* **ACTIVITY**
For this task, retype the records below exactly.

* **DATA FOR PROCESSING**
▬▬▬▬▬▬

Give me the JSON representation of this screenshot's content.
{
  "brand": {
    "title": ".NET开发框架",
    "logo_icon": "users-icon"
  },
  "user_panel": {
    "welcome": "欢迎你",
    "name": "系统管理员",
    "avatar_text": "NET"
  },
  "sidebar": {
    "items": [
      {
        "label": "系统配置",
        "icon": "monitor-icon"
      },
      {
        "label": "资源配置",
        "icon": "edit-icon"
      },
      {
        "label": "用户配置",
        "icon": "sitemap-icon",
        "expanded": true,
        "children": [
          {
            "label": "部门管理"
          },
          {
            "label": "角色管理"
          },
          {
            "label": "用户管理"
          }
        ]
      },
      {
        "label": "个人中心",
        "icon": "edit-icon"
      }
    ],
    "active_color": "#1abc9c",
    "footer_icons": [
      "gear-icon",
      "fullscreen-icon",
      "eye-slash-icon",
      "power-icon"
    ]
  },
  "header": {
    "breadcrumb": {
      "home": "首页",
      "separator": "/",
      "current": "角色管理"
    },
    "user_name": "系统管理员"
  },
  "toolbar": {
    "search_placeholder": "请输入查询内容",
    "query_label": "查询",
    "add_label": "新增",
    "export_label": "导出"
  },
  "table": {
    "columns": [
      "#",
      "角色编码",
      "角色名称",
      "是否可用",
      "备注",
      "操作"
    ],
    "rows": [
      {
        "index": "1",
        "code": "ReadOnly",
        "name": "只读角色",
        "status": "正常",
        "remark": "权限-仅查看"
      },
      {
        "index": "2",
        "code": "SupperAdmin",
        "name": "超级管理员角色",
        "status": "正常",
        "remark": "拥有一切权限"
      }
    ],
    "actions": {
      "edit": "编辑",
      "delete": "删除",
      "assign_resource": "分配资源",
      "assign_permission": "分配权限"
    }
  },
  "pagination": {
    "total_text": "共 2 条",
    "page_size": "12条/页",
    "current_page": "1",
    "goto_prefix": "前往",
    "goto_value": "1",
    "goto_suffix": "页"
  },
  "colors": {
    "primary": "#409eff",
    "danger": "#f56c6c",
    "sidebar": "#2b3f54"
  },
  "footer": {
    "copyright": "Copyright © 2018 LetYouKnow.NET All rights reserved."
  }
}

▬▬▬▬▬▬

* **EXERCISE RESULT**
Give me the JSON representation of this screenshot's content.
{
  "brand": {
    "title": ".NET开发框架",
    "logo_icon": "users-icon"
  },
  "user_panel": {
    "welcome": "欢迎你",
    "name": "系统管理员",
    "avatar_text": "NET"
  },
  "sidebar": {
    "items": [
      {
        "label": "系统配置",
        "icon": "monitor-icon"
      },
      {
        "label": "资源配置",
        "icon": "edit-icon"
      },
      {
        "label": "用户配置",
        "icon": "sitemap-icon",
        "expanded": true,
        "children": [
          {
            "label": "部门管理"
          },
          {
            "label": "角色管理"
          },
          {
            "label": "用户管理"
          }
        ]
      },
      {
        "label": "个人中心",
        "icon": "edit-icon"
      }
    ],
    "active_color": "#1abc9c",
    "footer_icons": [
      "gear-icon",
      "fullscreen-icon",
      "eye-slash-icon",
      "power-icon"
    ]
  },
  "header": {
    "breadcrumb": {
      "home": "首页",
      "separator": "/",
      "current": "角色管理"
    },
    "user_name": "系统管理员"
  },
  "toolbar": {
    "search_placeholder": "请输入查询内容",
    "query_label": "查询",
    "add_label": "新增",
    "export_label": "导出"
  },
  "table": {
    "columns": [
      "#",
      "角色编码",
      "角色名称",
      "是否可用",
      "备注",
      "操作"
    ],
    "rows": [
      {
        "index": "1",
        "code": "ReadOnly",
        "name": "只读角色",
        "status": "正常",
        "remark": "权限-仅查看"
      },
      {
        "index": "2",
        "code": "SupperAdmin",
        "name": "超级管理员角色",
        "status": "正常",
        "remark": "拥有一切权限"
      }
    ],
    "actions": {
      "edit": "编辑",
      "delete": "删除",
      "assign_resource": "分配资源",
      "assign_permission": "分配权限"
    }
  },
  "pagination": {
    "total_text": "共 2 条",
    "page_size": "12条/页",
    "current_page": "1",
    "goto_prefix": "前往",
    "goto_value": "1",
    "goto_suffix": "页"
  },
  "colors": {
    "primary": "#409eff",
    "danger": "#f56c6c",
    "sidebar": "#2b3f54"
  },
  "footer": {
    "copyright": "Copyright © 2018 LetYouKnow.NET All rights reserved."
  }
}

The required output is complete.